A Business School is a university-level institution that confers degrees in business administration or management. Such a school can also be known as school of management, school of business, school of business administration, or, colloquially, b-school or biz school. A business school teaches topics such as accounting, administration, strategy, economics, entrepreneurship, finance, human resource management, information systems, international business, logistics, marketing, organizational psychology, organizational behavior, public relations, research methods and real estate among others.
A Boarding School is a school at which most or all of the students live during the part of the year that they go to lessons. The word 'boarding' is used in the sense of "bed and board," i.e., lodging and meals. Some boarding schools also have day students who attend the institution by day and return to their families in the evenings.

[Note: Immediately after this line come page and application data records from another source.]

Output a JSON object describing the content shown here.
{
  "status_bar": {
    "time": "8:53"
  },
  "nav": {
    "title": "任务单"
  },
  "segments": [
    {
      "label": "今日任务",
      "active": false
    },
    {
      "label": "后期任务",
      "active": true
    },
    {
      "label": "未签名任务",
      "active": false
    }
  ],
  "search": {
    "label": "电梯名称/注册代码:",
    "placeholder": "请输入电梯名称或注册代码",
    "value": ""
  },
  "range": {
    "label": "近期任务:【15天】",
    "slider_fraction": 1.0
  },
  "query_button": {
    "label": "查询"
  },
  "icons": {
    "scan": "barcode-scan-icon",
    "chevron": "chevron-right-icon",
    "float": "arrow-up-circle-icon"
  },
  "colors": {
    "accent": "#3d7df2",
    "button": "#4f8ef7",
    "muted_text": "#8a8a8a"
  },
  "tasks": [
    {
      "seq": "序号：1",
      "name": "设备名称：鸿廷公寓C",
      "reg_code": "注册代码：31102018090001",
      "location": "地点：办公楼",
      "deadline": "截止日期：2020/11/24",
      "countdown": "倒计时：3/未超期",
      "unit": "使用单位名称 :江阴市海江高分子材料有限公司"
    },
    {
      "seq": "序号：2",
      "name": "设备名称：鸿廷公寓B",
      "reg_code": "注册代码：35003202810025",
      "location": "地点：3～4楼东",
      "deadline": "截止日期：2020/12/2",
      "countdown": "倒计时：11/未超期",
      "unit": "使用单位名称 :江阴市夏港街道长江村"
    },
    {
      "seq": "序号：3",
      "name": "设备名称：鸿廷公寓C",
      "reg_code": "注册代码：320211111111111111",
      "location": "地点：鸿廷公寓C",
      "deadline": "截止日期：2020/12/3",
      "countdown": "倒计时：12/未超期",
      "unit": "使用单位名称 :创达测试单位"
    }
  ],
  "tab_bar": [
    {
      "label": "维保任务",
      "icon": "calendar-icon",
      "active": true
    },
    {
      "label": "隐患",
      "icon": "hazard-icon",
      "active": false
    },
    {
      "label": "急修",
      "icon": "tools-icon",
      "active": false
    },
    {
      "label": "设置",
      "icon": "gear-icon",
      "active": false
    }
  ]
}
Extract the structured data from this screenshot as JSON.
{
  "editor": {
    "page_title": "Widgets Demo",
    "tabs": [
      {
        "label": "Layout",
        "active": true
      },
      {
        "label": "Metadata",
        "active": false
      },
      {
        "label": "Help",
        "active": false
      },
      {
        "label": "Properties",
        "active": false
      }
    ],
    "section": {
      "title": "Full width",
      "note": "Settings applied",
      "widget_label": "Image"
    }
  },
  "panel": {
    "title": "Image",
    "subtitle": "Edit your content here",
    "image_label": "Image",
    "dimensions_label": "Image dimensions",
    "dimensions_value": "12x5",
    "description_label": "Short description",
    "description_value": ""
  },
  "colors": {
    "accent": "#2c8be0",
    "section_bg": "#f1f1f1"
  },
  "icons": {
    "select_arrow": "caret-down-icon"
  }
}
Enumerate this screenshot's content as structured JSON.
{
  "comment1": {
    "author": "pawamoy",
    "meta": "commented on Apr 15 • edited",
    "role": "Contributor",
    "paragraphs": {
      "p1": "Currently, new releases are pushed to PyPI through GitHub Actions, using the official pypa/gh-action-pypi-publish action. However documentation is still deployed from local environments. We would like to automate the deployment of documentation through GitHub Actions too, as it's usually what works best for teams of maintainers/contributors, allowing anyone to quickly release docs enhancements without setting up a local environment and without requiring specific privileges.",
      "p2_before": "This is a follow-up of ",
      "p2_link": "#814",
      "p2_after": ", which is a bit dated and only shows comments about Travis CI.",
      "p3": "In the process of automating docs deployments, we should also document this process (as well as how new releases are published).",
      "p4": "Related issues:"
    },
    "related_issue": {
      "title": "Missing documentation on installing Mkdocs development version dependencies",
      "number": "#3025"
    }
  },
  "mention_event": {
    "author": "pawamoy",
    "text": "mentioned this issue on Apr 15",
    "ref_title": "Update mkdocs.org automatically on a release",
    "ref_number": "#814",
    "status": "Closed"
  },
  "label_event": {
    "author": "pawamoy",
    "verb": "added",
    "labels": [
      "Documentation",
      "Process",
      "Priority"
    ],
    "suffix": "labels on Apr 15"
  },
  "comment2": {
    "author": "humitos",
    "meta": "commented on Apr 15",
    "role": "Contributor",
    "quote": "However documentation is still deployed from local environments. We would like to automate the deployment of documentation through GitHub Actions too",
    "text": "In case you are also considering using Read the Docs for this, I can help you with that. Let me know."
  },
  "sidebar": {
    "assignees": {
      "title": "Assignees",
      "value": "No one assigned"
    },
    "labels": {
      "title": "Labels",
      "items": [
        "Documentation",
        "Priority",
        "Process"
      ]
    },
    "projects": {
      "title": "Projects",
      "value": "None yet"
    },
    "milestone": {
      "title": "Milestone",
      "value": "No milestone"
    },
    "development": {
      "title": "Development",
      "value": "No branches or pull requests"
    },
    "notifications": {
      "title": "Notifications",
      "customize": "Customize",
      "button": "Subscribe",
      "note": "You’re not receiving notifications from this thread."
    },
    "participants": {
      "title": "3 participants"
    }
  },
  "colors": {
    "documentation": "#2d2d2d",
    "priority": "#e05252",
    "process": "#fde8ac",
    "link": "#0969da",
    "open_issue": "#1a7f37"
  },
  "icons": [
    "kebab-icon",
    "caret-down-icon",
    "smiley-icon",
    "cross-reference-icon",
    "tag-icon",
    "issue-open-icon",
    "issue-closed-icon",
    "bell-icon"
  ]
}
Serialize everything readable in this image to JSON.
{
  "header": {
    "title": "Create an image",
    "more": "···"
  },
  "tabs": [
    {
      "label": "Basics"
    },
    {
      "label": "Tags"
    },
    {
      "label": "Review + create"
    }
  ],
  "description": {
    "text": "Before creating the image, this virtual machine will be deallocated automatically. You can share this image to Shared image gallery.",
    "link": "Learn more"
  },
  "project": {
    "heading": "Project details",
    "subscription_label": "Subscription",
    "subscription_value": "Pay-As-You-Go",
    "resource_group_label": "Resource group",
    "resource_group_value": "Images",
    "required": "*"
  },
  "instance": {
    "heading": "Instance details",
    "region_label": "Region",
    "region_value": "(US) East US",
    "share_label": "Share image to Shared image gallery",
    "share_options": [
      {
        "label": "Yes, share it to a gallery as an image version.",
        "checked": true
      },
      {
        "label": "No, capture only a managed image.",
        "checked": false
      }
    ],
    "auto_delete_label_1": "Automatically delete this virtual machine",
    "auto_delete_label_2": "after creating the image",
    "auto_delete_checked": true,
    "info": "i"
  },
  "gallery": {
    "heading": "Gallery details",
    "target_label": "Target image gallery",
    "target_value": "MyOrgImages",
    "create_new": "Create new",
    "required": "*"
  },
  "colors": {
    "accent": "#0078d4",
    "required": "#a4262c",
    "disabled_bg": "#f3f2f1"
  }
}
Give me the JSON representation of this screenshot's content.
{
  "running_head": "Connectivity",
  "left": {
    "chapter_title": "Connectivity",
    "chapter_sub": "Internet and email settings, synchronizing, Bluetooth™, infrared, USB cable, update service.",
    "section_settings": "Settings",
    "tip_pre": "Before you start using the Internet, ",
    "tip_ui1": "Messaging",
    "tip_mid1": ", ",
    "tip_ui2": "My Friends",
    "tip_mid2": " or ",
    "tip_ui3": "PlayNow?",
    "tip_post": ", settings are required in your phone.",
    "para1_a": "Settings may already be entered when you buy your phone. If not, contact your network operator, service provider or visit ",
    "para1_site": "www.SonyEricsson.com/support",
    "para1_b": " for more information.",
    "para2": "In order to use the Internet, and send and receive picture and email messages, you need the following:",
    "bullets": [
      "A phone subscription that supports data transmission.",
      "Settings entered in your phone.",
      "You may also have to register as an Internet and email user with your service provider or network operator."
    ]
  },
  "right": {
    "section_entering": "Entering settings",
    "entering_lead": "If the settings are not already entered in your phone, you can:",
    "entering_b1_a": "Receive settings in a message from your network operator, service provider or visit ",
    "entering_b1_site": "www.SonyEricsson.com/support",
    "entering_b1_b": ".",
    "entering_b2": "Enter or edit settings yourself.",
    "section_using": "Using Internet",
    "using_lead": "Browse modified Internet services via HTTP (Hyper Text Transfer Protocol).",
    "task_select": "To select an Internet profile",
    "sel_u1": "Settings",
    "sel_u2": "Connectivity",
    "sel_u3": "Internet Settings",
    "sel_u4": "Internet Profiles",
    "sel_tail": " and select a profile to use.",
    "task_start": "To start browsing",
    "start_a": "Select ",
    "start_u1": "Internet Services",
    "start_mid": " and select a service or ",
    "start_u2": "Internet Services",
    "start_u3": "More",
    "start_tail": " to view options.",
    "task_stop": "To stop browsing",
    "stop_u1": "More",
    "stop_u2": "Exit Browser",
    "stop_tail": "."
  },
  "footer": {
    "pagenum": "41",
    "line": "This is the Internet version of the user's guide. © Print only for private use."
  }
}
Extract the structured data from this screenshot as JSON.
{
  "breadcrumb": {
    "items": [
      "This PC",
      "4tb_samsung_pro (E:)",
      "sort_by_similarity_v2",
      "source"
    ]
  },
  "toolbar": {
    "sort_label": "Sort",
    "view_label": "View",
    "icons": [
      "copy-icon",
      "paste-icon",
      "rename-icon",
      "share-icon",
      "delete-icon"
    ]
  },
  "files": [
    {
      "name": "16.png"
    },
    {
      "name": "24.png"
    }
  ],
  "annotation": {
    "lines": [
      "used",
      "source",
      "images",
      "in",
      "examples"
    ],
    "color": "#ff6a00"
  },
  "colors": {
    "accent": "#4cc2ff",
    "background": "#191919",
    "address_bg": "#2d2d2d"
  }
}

Many independent (private) schools are boarding schools. Boarding school pupils (a.k.a. "boarders") normally return home during the school holidays and often weekends, but in some cultures may spend most of their childhood and adolescent life away from their families. In the United States, boarding schools comprise various grades, most commonly grades seven or nine through grade twelve—the high school years. Other schools are for younger children, grades two through eight. A military school, or military academy, also features military education and training. Some American boarding schools offer a post-graduate year of study to help students prepare for college entrance, most commonly to assimilate foreign students to American culture and academics before college.